My tips for this recipe:

Measure the beetroot accurately (otherwise it can turn out runny if you use too much) and watch it carefully as it’s baking. Anytime I’ve made it, it needs much longer in the oven than the recipe suggests. Every oven is different so use your best judgment.

Also, it goes really well with coconut milk yoghurt and grated dark chocolate on top for decoration.

Enjoy!

Ingredients

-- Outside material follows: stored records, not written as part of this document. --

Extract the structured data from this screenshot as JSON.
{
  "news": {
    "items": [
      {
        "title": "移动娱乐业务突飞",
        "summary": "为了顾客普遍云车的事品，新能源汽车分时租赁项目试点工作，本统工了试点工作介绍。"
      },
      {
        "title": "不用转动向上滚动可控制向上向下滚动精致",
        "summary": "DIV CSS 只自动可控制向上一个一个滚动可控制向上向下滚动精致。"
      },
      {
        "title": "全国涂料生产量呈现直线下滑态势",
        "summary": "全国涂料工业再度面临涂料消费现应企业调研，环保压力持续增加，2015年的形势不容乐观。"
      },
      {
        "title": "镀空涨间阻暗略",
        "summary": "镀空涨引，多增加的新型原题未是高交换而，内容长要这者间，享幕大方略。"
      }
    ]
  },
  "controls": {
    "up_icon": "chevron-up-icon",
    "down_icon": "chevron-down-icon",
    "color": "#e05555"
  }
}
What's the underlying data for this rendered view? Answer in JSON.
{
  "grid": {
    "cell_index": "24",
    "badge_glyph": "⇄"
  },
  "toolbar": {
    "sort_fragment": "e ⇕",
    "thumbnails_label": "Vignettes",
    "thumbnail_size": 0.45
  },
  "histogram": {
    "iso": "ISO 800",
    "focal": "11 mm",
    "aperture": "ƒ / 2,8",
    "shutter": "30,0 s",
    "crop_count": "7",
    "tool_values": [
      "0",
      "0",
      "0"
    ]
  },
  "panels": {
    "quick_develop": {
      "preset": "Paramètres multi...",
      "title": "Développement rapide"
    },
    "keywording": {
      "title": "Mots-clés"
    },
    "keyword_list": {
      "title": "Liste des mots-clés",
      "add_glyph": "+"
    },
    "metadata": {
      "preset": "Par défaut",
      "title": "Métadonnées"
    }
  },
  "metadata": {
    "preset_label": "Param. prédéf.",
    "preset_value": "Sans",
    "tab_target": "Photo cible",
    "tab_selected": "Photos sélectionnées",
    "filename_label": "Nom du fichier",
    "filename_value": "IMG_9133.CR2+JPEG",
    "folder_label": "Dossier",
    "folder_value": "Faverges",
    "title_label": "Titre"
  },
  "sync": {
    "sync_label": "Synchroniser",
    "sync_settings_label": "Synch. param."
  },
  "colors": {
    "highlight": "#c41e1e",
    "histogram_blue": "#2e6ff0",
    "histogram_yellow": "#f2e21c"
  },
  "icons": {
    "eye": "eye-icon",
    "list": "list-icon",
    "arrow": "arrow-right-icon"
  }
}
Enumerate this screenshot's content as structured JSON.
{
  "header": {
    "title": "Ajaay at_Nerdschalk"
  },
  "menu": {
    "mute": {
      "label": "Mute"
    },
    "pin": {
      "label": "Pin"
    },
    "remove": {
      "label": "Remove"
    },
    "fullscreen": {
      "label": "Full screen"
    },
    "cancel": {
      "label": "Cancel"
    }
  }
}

  • 3 cups of grated, cooked beetroots
  • 4 eggs
  • 1/2 cup olive oil
  • 1/2 cup raw honey
  • 1 tablespoon vanilla extract
  • 1 teaspoon baking soda
  • 1/2 teaspoon sea salt
  • 1/2 teaspoon ground cinnamon
  • 1/4 teaspoon ground nutmeg
  • 1/2 cup raw 100% cacao powder
  • 1/3 cup coconut flour (for a slightly fluffier and dryer cake, use 1/2 cup coconut flour)*

Process

  • Preheat oven to 170C (350F).
  • In a food processor or blender, beat the beetroots, eggs and olive oil.
  • Add the honey, vanilla extract, baking soda, sea salt and spices. Blend well.
  • Add the cacao powder and coconut flour and mix until well incorporated.
  • Pour into a greased cake pan of choice. I used a 9-inch diameter tart pan.
  • Bake for 35-45 minutes, or until an inserted toothpick comes out clean.
  • Cool completely before cutting and serving. Garnish as desired.